In fiction, beta readers perform the same task, and their comments are essential to the revision process. But honest, constructive criticism is difficult to elicit. Either people assume that you’re requesting a full-scale edit or hoping for a pat on the back. The former often results in a no, and the latter often results in a smattering of generic praise but not much else.
If you clearly outline your expectations, you can increase the effectiveness of your beta readers. Brandon Sanderson defines the purpose of a beta reader as describing, not prescribing. Fixing a story’s problems isn’t their responsibility. Instead, they serve in an advisory role, telling you which scenes gripped them or put them to sleep, which characters they related to, and which moments convinced them to keep reading. You don’t have to accept every suggestion, but listening to their reactions can reveal your blind spots and prevent you from alienating your prospective audience.
Ask and You Shall Receive
As a nine-year-old dictator, I jotted down whatever popped into my head. A superhero snail rides a lava-surfing cow? Sure! Although my stories amused me and my parents, the concepts I dreamed up were completely out of touch with the desires of specific types of readers.
But whenever I sat down to hash out an article or marketing email over the past year, I couldn’t follow my whims. First I had to evaluate my target audience, then weave a web of words that would guide them to the answers they longed for, not the ones I fancied giving them.
Writing nonfiction forced me out of my own head so that I could draw others into my imaginary worlds and express my ideas with maximum impact. I’m grateful I had the chance to grow through this medium, and now that you’ve read my advice, perhaps you’ll be motivated to try it too.
Editor’s Note: To discover more of the benefits of writing nonfiction, check out Mariposa’s article. And if either of these posts inspire you to write an article about story craft, we’d love for you to submit it to us! We’re always looking for quality content to publish, especially tips that edify and encourage storytellers.

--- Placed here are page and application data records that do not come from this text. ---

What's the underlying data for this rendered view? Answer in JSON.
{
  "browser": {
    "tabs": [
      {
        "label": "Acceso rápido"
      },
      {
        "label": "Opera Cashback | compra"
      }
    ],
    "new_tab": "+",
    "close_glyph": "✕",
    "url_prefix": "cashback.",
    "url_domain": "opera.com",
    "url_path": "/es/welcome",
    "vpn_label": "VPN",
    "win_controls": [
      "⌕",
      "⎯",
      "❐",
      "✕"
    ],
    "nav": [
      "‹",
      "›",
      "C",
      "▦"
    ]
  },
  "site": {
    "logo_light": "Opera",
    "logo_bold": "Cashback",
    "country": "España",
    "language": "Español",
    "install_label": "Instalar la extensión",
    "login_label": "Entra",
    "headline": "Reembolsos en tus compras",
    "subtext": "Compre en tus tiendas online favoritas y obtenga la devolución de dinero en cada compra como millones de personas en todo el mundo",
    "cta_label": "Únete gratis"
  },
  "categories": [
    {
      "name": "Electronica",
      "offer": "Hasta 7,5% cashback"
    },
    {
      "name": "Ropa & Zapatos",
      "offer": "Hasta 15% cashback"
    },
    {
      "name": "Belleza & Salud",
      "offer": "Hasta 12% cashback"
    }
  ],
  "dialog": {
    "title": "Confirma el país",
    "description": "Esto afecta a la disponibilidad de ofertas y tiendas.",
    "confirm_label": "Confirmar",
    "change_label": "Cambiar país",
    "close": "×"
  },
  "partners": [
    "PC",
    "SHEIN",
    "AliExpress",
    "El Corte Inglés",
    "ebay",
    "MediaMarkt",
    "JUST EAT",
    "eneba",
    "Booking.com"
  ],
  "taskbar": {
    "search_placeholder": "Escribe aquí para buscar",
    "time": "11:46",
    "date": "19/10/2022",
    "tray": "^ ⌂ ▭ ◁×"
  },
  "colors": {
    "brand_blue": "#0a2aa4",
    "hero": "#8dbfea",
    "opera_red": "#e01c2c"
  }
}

Zachary Holbrook attends college in Franklin, Tennessee. In between classes, he writes everything from novels to flash fiction to poetry to literary analysis to spiritual reflections. Discover his other work at his website: authorzacharyholbrook.weebly.com